Happy new year. We begin 2018 with a much clearer picture of the nature of charity trusteeship; thanks to the Charity Commission’s survey of around 3,500 trustees, we now know for sure that the vast majority of charity boards are indeed “pale, male and stale”, as Governance & Leadership magazine proffered a year ago in its Diversity Issue. Forgive the flippant description – I am well aware that many of the older white men leading our charities feel most indignant at that label, and for good reason; generally they do a sterling job, bring bags of expertise and experience, mostly voluntarily, and nobody should knock them for it – charities would be in a much worse place without their goodwill, brains and energy.
However, as the Charity Commission itself said in response to the report, if your board is disproportionately stacked with the same kind of people from the same kind of background, with the same kind of education and the same kind of views, you are at great risk of groupthink and of “myopic decision-making”. And that does nobody any good – not least your charity’s beneficiaries.

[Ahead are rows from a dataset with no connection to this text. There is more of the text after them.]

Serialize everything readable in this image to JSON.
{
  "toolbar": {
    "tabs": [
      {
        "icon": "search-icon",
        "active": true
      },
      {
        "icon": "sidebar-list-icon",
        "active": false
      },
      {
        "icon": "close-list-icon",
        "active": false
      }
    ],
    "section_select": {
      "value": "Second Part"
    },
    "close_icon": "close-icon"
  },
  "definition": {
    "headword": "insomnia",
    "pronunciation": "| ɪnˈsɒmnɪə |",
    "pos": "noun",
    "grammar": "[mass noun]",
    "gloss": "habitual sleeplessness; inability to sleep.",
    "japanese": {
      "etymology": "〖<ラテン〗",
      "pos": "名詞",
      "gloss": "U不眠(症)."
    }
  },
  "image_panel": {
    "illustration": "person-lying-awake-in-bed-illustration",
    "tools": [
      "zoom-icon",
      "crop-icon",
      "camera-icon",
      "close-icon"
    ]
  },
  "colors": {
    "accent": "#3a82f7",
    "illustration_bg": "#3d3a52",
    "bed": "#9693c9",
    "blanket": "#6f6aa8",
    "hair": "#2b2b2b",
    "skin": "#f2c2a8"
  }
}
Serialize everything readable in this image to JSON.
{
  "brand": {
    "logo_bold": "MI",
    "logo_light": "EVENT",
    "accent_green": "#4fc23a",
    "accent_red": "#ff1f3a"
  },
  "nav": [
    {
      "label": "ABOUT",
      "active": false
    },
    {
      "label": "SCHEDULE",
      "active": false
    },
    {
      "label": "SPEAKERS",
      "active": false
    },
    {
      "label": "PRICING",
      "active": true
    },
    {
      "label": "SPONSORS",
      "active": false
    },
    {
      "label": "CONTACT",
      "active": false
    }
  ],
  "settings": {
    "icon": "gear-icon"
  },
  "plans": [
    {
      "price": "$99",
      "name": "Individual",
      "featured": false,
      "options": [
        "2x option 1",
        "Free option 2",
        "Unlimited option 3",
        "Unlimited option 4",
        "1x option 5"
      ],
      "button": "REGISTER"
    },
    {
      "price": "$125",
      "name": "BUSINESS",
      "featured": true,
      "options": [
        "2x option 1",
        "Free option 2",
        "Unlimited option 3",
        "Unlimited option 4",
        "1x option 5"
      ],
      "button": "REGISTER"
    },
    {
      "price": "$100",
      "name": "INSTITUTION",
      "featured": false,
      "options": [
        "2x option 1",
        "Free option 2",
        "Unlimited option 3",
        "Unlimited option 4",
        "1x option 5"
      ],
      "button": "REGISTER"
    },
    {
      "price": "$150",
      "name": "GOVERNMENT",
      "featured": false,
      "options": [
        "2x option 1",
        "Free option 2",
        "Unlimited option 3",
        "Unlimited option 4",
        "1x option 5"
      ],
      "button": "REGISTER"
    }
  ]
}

I’m aware that I also harped on about diversity in my last blog on this site. It’s a subject that I, and my colleagues at Civil Society Media, feel very strongly about. If we can convince charities to expand the diversity of expertise, of cultural touchpoints, of life experiences, of thoughts and opinions, around their boardroom tables, then that can only have a positive impact on their charity’s outcomes. This seems blindingly obvious to me, and to most people I speak to about it.
Yet the fact remains – and proven now by the trustee survey – that more than nine in ten trustees are white. It’s a similar ratio among our chief executives and senior management teams. We’re almost inured to the fact, because we have always suspected so – but this is a really shocking state of affairs, especially in a sector that exists to tackle exclusion and disadvantage, and to help people at the margins of society. Thomas Lawson, the white chief executive of youth charity Leap Confronting Conflict, has had enough: in this thoughtpiece here.
Lawson issues a powerful call to action to other charity leaders to tackle the subconscious biases that mean black and minority ethnic people have to work twice as hard as their white counterparts to achieve their dreams. As he says: “If our sector cannot demonstrate diversity in its leadership, then we’re not in a position to challenge the rest of society to improve.”
Let’s make 2018 the year that we really start to move the dial on diversity in charity leadership. Lawson makes some sensible suggestions for how to do so in his article; I want to make one more. Add the following discussion item to the agenda of your first trustee meeting of the year: “Is our trustee board sufficiently diverse to prevent groupthink, and add the greatest possible value to our work?”.